What a Mess: False Creek, the Industrial Waterway
Tuesday, October 24th
It’s hard to imagine from today’s perspective that False Creek was once the centre of industrial activity for the city. From the beginning of non-native settlement the waterway became the home to sawmills, shipyards and other heavy industry. This emerging industry destroyed the fishery and displaced the seasonal and permanent settlements along the shoreline that had sustained local First Nations for centuries. This talk with author and historian, John Atkin, will explore that history of industrial development and the Creek’s more recent transformation.
Kitsilano Indian Reserve: Contact to Today
Tuesday, November 7th

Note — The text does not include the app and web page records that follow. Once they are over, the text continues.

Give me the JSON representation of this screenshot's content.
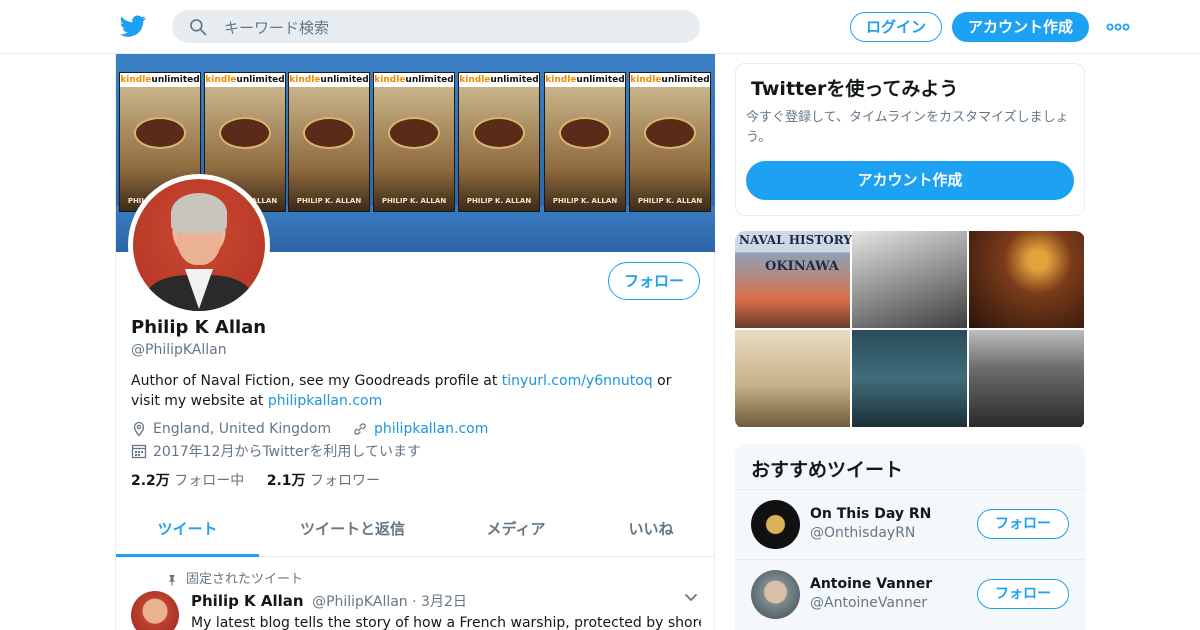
{
  "colors": {
    "accent": "#1da1f2",
    "link": "#1b95e0",
    "muted": "#657786",
    "text": "#14171a",
    "border": "#e6ecf0"
  },
  "header": {
    "logo_icon": "twitter-bird-icon",
    "search_placeholder": "キーワード検索",
    "login_label": "ログイン",
    "signup_label": "アカウント作成",
    "more_icon": "more-dots-icon"
  },
  "banner": {
    "books": [
      {
        "badge_a": "kindle",
        "badge_b": "unlimited",
        "author": "PHILIP K. ALLAN"
      },
      {
        "badge_a": "kindle",
        "badge_b": "unlimited",
        "author": "PHILIP K. ALLAN"
      },
      {
        "badge_a": "kindle",
        "badge_b": "unlimited",
        "author": "PHILIP K. ALLAN"
      },
      {
        "badge_a": "kindle",
        "badge_b": "unlimited",
        "author": "PHILIP K. ALLAN"
      },
      {
        "badge_a": "kindle",
        "badge_b": "unlimited",
        "author": "PHILIP K. ALLAN"
      },
      {
        "badge_a": "kindle",
        "badge_b": "unlimited",
        "author": "PHILIP K. ALLAN"
      },
      {
        "badge_a": "kindle",
        "badge_b": "unlimited",
        "author": "PHILIP K. ALLAN"
      }
    ]
  },
  "profile": {
    "follow_label": "フォロー",
    "name": "Philip K Allan",
    "handle": "@PhilipKAllan",
    "bio_part1": "Author of Naval Fiction, see my Goodreads profile at ",
    "bio_link1": "tinyurl.com/y6nnutoq",
    "bio_part2": " or visit my website at ",
    "bio_link2": "philipkallan.com",
    "location": "England, United Kingdom",
    "website": "philipkallan.com",
    "joined": "2017年12月からTwitterを利用しています",
    "following_count": "2.2万",
    "following_label": "フォロー中",
    "followers_count": "2.1万",
    "followers_label": "フォロワー"
  },
  "tabs": [
    {
      "label": "ツイート",
      "active": true
    },
    {
      "label": "ツイートと返信",
      "active": false
    },
    {
      "label": "メディア",
      "active": false
    },
    {
      "label": "いいね",
      "active": false
    }
  ],
  "tweet": {
    "pinned_label": "固定されたツイート",
    "name": "Philip K Allan",
    "handle": "@PhilipKAllan",
    "separator": "·",
    "date": "3月2日",
    "text": "My latest blog tells the story of how a French warship, protected by shore"
  },
  "signup_card": {
    "title": "Twitterを使ってみよう",
    "desc": "今すぐ登録して、タイムラインをカスタマイズしましょう。",
    "button": "アカウント作成"
  },
  "media_grid": {
    "first_tile_title": "NAVAL HISTORY",
    "first_tile_subtitle": "OKINAWA"
  },
  "recommended": {
    "title": "おすすめツイート",
    "items": [
      {
        "name": "On This Day RN",
        "handle": "@OnthisdayRN",
        "button": "フォロー"
      },
      {
        "name": "Antoine Vanner",
        "handle": "@AntoineVanner",
        "button": "フォロー"
      }
    ]
  }
}
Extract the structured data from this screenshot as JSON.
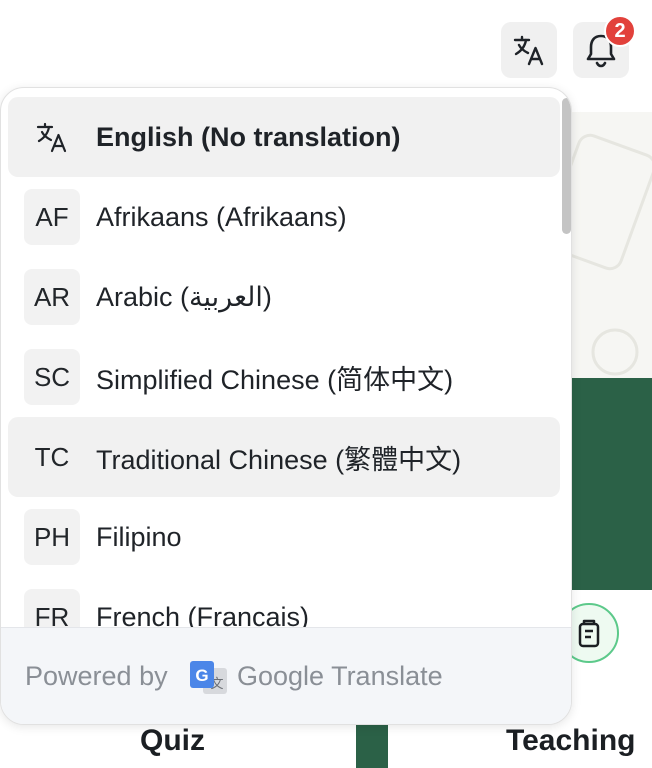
{
  "header": {
    "notification_count": "2"
  },
  "dropdown": {
    "items": [
      {
        "code": "",
        "label": "English (No translation)",
        "highlighted": true,
        "icon": "translate-icon"
      },
      {
        "code": "AF",
        "label": "Afrikaans (Afrikaans)",
        "highlighted": false
      },
      {
        "code": "AR",
        "label": "Arabic (العربية)",
        "highlighted": false
      },
      {
        "code": "SC",
        "label": "Simplified Chinese (简体中文)",
        "highlighted": false
      },
      {
        "code": "TC",
        "label": "Traditional Chinese (繁體中文)",
        "highlighted": true
      },
      {
        "code": "PH",
        "label": "Filipino",
        "highlighted": false
      },
      {
        "code": "FR",
        "label": "French (Francais)",
        "highlighted": false
      }
    ],
    "footer": {
      "powered_by": "Powered by",
      "brand": "Google Translate"
    }
  },
  "background": {
    "quiz_label": "Quiz",
    "teaching_label": "Teaching"
  },
  "colors": {
    "accent_green": "#2b6147",
    "badge_red": "#e2413b",
    "highlight_bg": "#f1f1f1"
  }
}
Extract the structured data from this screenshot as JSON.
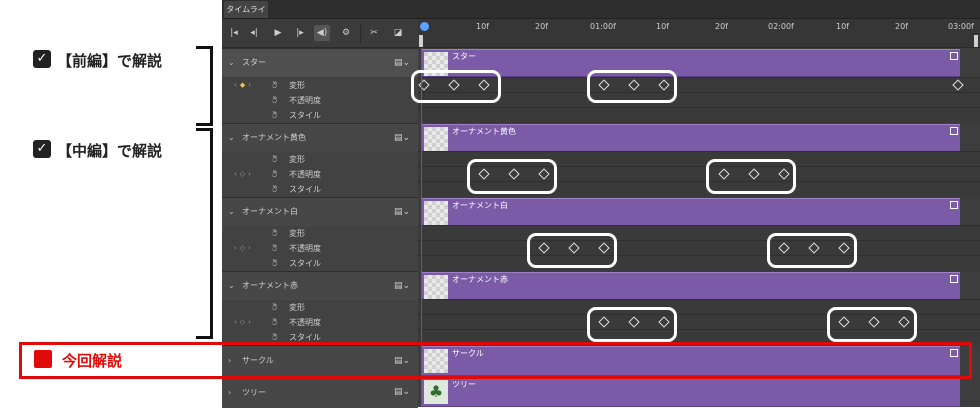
{
  "panel": {
    "tab_label": "タイムライン"
  },
  "toolbar": {
    "icons": [
      "first-frame-icon",
      "prev-frame-icon",
      "play-icon",
      "next-frame-icon",
      "audio-icon",
      "settings-icon",
      "scissors-icon",
      "transition-icon"
    ]
  },
  "ruler": {
    "ticks": [
      "10f",
      "20f",
      "01:00f",
      "10f",
      "20f",
      "02:00f",
      "10f",
      "20f",
      "03:00f"
    ]
  },
  "layers": [
    {
      "name": "スター",
      "props": [
        "変形",
        "不透明度",
        "スタイル"
      ]
    },
    {
      "name": "オーナメント黄色",
      "props": [
        "変形",
        "不透明度",
        "スタイル"
      ]
    },
    {
      "name": "オーナメント白",
      "props": [
        "変形",
        "不透明度",
        "スタイル"
      ]
    },
    {
      "name": "オーナメント赤",
      "props": [
        "変形",
        "不透明度",
        "スタイル"
      ]
    },
    {
      "name": "サークル"
    },
    {
      "name": "ツリー"
    }
  ],
  "annotations": {
    "front": "【前編】で解説",
    "middle": "【中編】で解説",
    "this_time": "今回解説"
  },
  "colors": {
    "clip": "#7b5aa8",
    "highlight": "#e00a0a",
    "playhead": "#d03030"
  }
}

Allotted by the colony of British Columbia in the 1860s and expanded in 1876 after the colony joined Canada, the Squamish Indian Reserve Kitsilano No. 6 amounted to 80 acres at the mouth to False Creek. It included the age-old Coast Salish village site of Sen̓áḵw. In 2002, a unanimous five-judge panel of the British Columbia Court of Appeal upheld a trial court decision that approximately 10.5 acres of the former Kitsilano reserve, which had since disappeared from the maps of the region, should again be Indian reserve. With the decision, the reserve reappeared in the heart of Vancouver. What happened to it between 1876 and 2002? How did it disappear? And what about the other 70 acres, most of which are now Vanier Park, the Molson Brewery site, city streets, or office and apartment buildings? This talk by Douglas Harris, the Nathan T. Nemetz Chair in Legal History at UBC, explores the history of the Kitsilano Indian Reserve and the changing legal framework that surrounds what might come next on this important parcel of land.